The letter also strongly recommended against providing health plan issuers with credit toward time and distance standards for direct-to-consumer telehealth services.
“These types of telehealth providers cannot serve as a substitute for comprehensive, longitudinal, person-centered primary care,” the Academy wrote. “Clinicians providing telehealth services should only be included in network adequacy calculations if the clinician is also providing in-person care in the network.”
The Academy voiced strong support for the proposed rule’s raising of the provider participation threshold from 20% to 35% of available essential community providers. ECPs serve predominantly low-income and medically underserved individuals and include family planning providers, Indian health care providers and federally qualified health centers, among others. HHS’ proposed 2023 change would require qualified health plan issuers to raise the number and geographic distribution of ECPs in their networks, where available.
“Ensuring low-income enrollees can access high-quality services at little or no cost will help improve health outcomes and advance health equity,” the Academy wrote. “The AAFP also agrees that, for plans that use tiered networks to count toward the issuer’s satisfaction of the ECP standard, ECPs must be contracted within the network tier that results in the lowest cost-sharing obligation.
“The AAFP believes that low-income consumers seeking care from ECPs should have equitable access to telehealth services,” the letter added, answering a related question in the RFI concerning virtual care and ECPs. “However, we are concerned that allowing issuers to meet ECP thresholds by replacing in-person primary care services with telehealth services could create a two-tiered system for low-income enrollees and ultimately exacerbate health inequities. We urge HHS to examine alternative options for accessible, affordable in-network services for low-income enrollees while also advancing policies to increase the number of ECPs across the country.”
The Academy cautioned against using penalties to increase physicians’ reporting of ICD-10 Z codes, particularly Z55-Z65, which allow physicians to report social and other factors influencing patients’ health. HHS noted in the proposed rule that more consistent use of these codes could enhance data collection on health-related social needs among marketplace enrollees, which could then inform federal policies.
The AAFP’s letter acknowledged the need for additional data on health-related social needs and social determinants of health and added that robust risk adjustment for physician payments was essential for advancing value-based care models and whole-person care.
“However, we are mindful that the collection of additional data, particularly via diagnosis coding and documentation, also introduces additional burden on physician practices,” the Academy wrote. “The AAFP suggests HHS explore ways to provide additional payment for reporting Z codes that is equitable and does not exacerbate existing disparities.
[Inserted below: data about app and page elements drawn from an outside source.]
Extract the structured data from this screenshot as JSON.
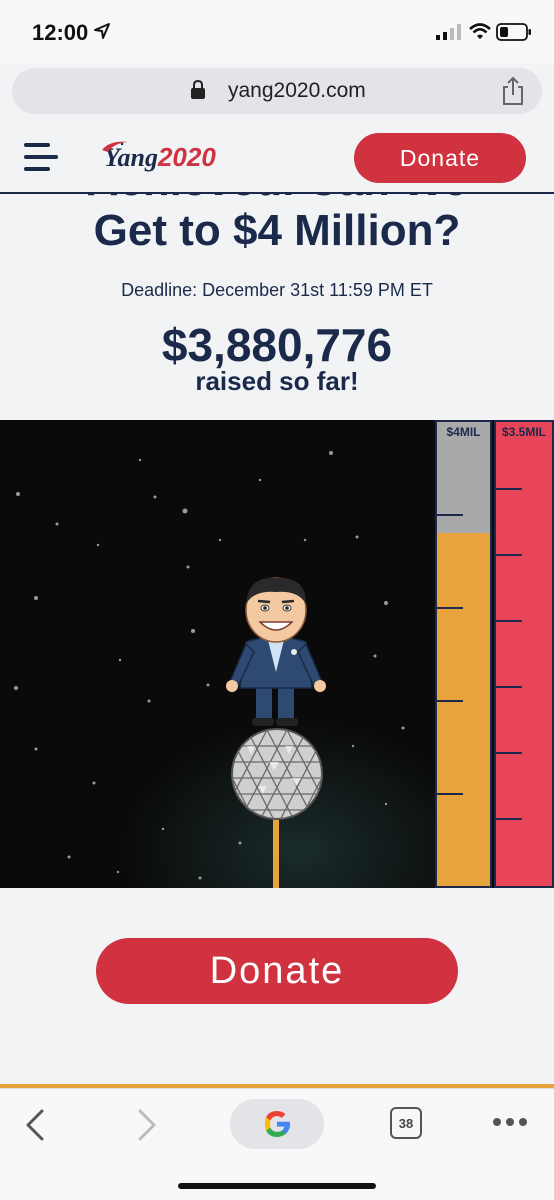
{
  "status_bar": {
    "time": "12:00"
  },
  "browser": {
    "url": "yang2020.com",
    "tab_count": "38"
  },
  "header": {
    "logo_main": "Yang",
    "logo_year": "2020",
    "donate_label": "Donate"
  },
  "hero": {
    "headline_hidden": "Achieved. Can We",
    "headline": "Get to $4 Million?",
    "deadline": "Deadline: December 31st 11:59 PM ET",
    "amount": "$3,880,776",
    "raised_label": "raised so far!"
  },
  "meter": {
    "orange_label": "$4MIL",
    "red_label": "$3.5MIL",
    "orange_fill_fraction": 0.76,
    "colors": {
      "orange": "#e8a33c",
      "red": "#e8455a",
      "gray": "#a9a9ab",
      "navy": "#1b2a4a"
    }
  },
  "cta": {
    "donate_label": "Donate"
  },
  "icons": [
    "location-arrow-icon",
    "signal-icon",
    "wifi-icon",
    "battery-icon",
    "lock-icon",
    "share-icon",
    "hamburger-menu-icon",
    "back-icon",
    "forward-icon",
    "google-icon",
    "tabs-icon",
    "more-icon"
  ]
}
For example, HHS could examine the feasibility of providing payment for screening for social determinants of health when a standardized screening tool is used in alternative payment models being tested by the Center for Medicare & Medicaid Innovation.”
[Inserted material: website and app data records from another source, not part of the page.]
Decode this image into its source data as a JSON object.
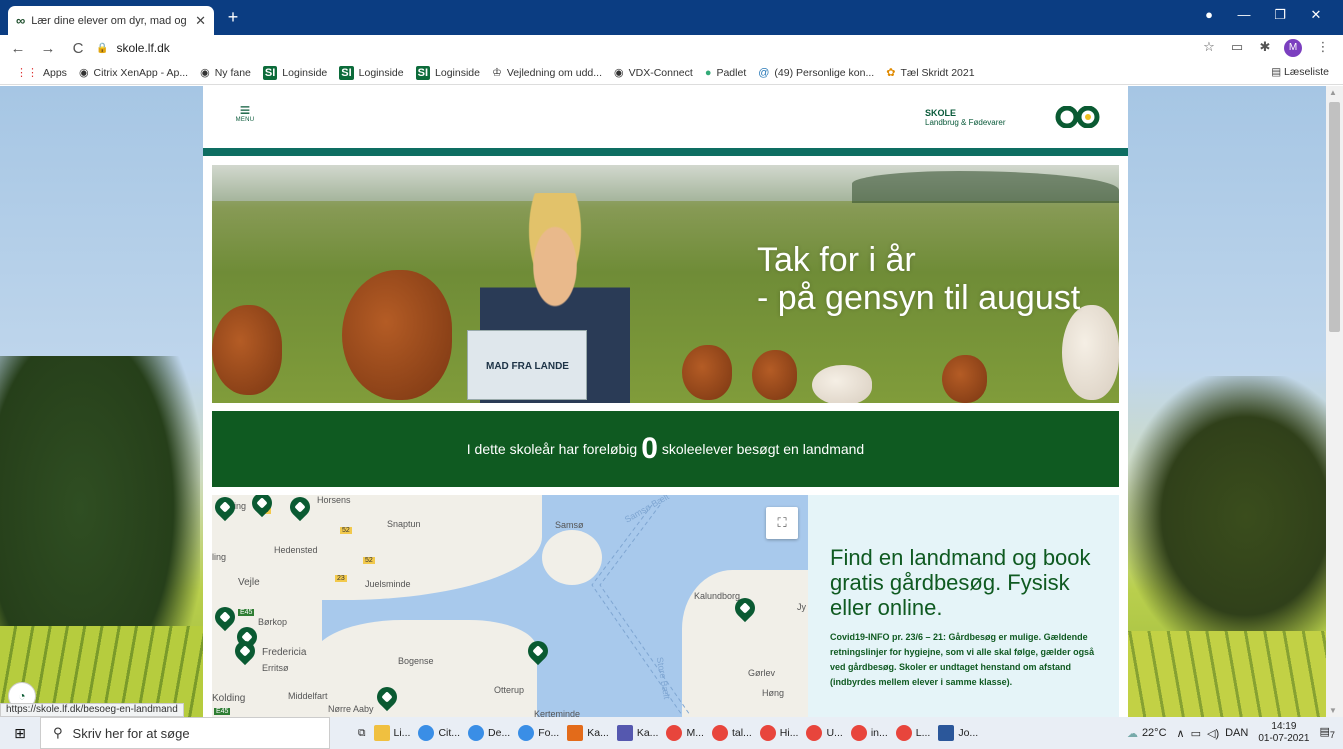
{
  "browser": {
    "tab_title": "Lær dine elever om dyr, mad og",
    "url": "skole.lf.dk",
    "avatar_letter": "M",
    "bookmarks": [
      "Apps",
      "Citrix XenApp - Ap...",
      "Ny fane",
      "Loginside",
      "Loginside",
      "Loginside",
      "Vejledning om udd...",
      "VDX-Connect",
      "Padlet",
      "(49) Personlige kon...",
      "Tæl Skridt 2021"
    ],
    "reading_list": "Læseliste",
    "status_url": "https://skole.lf.dk/besoeg-en-landmand"
  },
  "site": {
    "menu_label": "MENU",
    "brand_line1": "SKOLE",
    "brand_line2": "Landbrug & Fødevarer",
    "hero_line1": "Tak for i år",
    "hero_line2": "- på gensyn til august",
    "book_text": "MAD FRA LANDE",
    "counter_prefix": "I dette skoleår har foreløbig",
    "counter_value": "0",
    "counter_suffix": "skoleelever besøgt en landmand",
    "info_heading": "Find en landmand og book gratis gårdbesøg. Fysisk eller online.",
    "info_text": "Covid19-INFO pr. 23/6 – 21: Gårdbesøg er mulige. Gældende retningslinjer for hygiejne, som vi alle skal følge, gælder også ved gårdbesøg. Skoler er undtaget henstand om afstand (indbyrdes mellem elever i samme klasse)."
  },
  "map": {
    "places": [
      "Horsens",
      "Snaptun",
      "Samsø",
      "Hedensted",
      "Vejle",
      "Juelsminde",
      "Børkop",
      "Kalundborg",
      "Fredericia",
      "Erritsø",
      "Bogense",
      "Gørlev",
      "Otterup",
      "Høng",
      "Kolding",
      "Middelfart",
      "Nørre Aaby",
      "Kerteminde",
      "Samsø Bælt",
      "Store Bælt",
      "ling",
      "rring",
      "Jy"
    ],
    "roads": [
      "30",
      "52",
      "52",
      "23",
      "E45",
      "E45"
    ]
  },
  "taskbar": {
    "search_placeholder": "Skriv her for at søge",
    "apps": [
      "Li...",
      "Cit...",
      "De...",
      "Fo...",
      "Ka...",
      "Ka...",
      "M...",
      "tal...",
      "Hi...",
      "U...",
      "in...",
      "L...",
      "Jo..."
    ],
    "temperature": "22°C",
    "language": "DAN",
    "time": "14:19",
    "date": "01-07-2021",
    "notifications": "7"
  }
}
The letter pointed out that some family physician practices use EHR systems that do not support the reporting of more than a certain number of diagnosis codes, sometimes preventing Z code reporting.
“HHS should develop EHR certification standards for capturing Z codes and other data related to social determinants of health,” the Academy said. “EHRs should be required to implement these standards in a manner that does not increase burden or impose additional expenses on physician practices.”